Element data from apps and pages
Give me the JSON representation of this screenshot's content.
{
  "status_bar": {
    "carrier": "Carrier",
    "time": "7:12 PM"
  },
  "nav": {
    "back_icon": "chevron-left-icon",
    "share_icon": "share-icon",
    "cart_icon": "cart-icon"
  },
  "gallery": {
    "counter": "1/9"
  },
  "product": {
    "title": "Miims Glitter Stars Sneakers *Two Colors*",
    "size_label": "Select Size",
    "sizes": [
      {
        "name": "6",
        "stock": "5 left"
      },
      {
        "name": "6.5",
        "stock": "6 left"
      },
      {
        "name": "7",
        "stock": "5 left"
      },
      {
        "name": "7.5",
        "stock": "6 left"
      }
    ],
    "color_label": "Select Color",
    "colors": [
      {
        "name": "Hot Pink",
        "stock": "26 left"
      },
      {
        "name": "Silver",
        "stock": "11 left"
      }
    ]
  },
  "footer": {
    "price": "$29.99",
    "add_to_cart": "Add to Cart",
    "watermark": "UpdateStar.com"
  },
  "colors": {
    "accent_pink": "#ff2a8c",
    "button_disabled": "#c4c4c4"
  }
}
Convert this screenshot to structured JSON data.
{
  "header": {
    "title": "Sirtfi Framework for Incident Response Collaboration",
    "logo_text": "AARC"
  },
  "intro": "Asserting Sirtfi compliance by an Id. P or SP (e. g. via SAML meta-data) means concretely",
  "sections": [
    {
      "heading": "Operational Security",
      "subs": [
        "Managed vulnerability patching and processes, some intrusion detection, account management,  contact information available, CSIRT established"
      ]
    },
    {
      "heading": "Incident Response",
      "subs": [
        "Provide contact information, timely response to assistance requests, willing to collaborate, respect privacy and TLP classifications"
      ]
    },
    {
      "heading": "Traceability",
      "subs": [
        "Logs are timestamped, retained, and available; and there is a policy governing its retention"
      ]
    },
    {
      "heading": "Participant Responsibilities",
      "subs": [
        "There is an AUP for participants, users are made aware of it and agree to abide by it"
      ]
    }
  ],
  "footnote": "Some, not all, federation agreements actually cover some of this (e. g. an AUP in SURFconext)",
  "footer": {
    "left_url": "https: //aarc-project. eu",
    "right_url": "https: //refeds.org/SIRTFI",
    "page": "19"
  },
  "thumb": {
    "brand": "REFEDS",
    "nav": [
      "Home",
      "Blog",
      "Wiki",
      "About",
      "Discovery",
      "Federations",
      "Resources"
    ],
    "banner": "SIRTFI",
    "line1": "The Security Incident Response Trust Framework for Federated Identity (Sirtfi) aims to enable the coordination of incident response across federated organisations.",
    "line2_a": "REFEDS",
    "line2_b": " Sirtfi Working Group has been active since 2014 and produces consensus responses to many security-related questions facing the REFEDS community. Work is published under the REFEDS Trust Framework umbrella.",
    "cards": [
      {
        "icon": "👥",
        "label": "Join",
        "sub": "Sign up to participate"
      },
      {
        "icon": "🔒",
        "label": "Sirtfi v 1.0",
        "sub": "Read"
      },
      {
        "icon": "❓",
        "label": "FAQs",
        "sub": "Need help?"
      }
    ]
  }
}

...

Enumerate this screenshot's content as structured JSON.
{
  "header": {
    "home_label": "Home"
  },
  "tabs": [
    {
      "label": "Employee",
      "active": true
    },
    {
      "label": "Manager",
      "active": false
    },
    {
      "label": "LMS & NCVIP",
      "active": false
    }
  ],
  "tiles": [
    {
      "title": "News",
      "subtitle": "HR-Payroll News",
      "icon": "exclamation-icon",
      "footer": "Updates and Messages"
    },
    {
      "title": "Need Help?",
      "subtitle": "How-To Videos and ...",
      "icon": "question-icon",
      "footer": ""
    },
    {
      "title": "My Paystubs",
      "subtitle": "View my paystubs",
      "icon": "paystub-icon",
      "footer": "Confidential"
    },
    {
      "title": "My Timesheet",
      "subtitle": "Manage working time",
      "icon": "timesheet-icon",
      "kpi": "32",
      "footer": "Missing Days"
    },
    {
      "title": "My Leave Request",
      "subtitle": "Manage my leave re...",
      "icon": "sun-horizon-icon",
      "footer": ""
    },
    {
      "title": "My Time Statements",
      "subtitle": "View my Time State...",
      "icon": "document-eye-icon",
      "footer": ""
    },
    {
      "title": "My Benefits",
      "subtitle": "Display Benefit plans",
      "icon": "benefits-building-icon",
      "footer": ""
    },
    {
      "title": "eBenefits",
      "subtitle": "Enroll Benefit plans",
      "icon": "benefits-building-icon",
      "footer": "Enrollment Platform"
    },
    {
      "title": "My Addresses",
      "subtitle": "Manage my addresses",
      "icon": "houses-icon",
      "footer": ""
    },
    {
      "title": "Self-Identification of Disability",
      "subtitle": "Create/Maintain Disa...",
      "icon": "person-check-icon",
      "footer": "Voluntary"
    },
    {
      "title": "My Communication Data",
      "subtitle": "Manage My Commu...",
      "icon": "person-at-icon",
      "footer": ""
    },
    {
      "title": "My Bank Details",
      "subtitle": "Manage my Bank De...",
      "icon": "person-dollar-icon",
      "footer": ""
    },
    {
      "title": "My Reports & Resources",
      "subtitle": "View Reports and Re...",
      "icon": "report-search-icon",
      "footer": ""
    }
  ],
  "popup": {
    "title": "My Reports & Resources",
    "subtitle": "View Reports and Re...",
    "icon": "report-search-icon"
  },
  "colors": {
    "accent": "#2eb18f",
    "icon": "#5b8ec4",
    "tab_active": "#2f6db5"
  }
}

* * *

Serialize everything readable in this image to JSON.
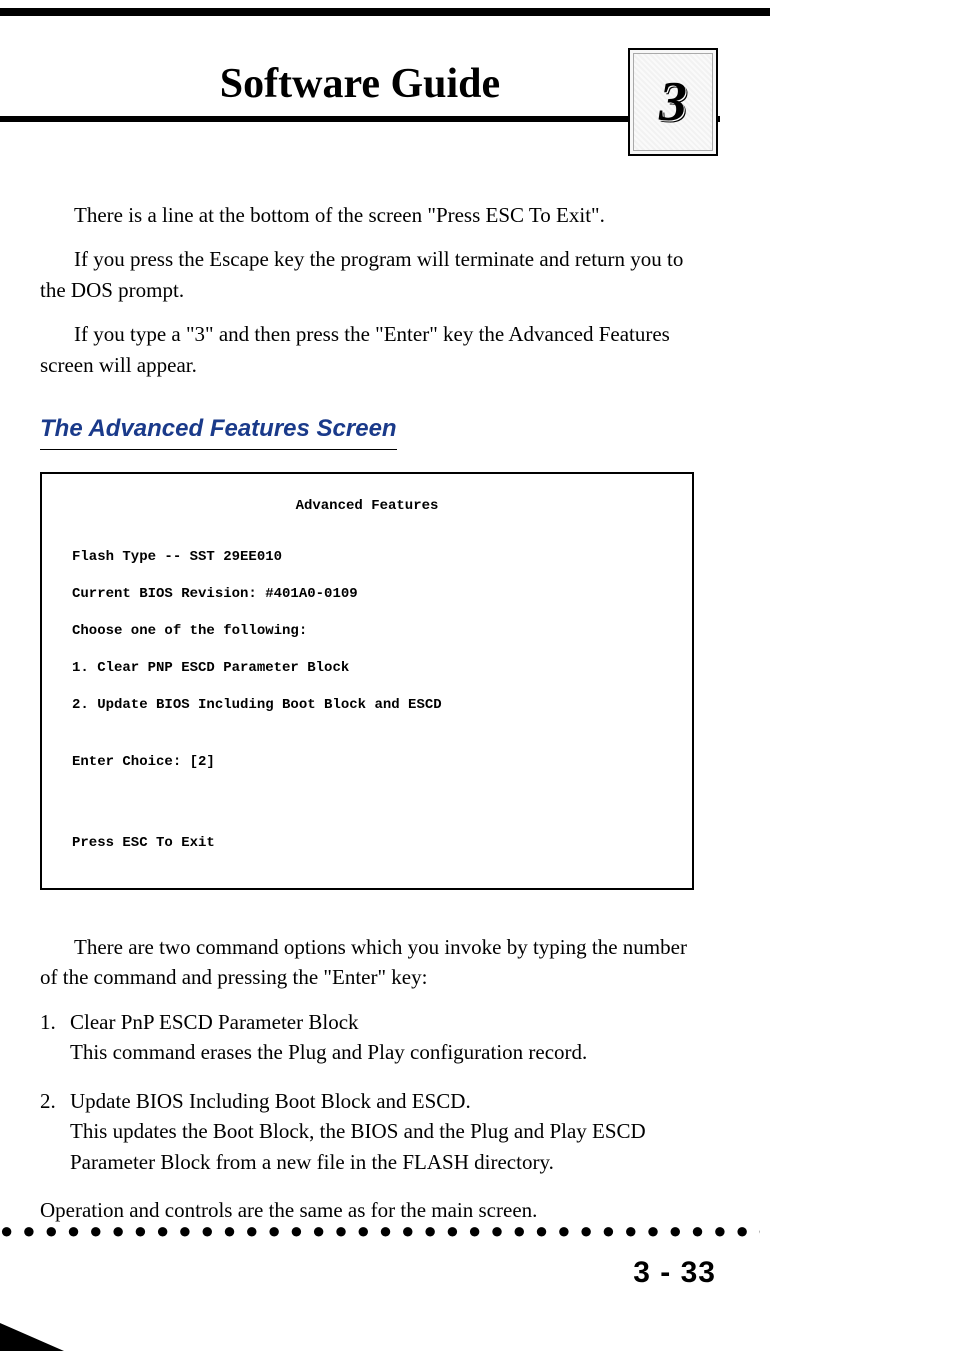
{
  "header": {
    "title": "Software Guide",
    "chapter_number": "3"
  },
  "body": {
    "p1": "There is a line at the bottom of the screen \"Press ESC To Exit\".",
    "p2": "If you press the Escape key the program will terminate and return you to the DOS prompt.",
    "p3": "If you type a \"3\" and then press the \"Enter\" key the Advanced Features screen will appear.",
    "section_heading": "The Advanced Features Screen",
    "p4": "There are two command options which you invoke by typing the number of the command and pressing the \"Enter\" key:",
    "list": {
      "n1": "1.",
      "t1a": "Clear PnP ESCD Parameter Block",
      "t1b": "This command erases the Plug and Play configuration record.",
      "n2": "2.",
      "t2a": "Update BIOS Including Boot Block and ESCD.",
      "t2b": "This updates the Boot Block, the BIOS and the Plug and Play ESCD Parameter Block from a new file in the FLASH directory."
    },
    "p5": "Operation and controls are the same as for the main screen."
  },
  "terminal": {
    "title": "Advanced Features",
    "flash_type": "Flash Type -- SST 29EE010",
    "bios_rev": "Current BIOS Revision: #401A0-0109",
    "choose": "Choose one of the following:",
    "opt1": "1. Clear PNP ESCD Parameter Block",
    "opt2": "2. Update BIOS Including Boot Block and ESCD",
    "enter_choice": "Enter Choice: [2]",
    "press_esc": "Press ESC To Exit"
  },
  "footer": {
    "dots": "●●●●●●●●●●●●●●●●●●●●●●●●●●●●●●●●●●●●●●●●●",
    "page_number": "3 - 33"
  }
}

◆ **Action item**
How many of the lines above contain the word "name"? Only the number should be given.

◆ **Response below**
6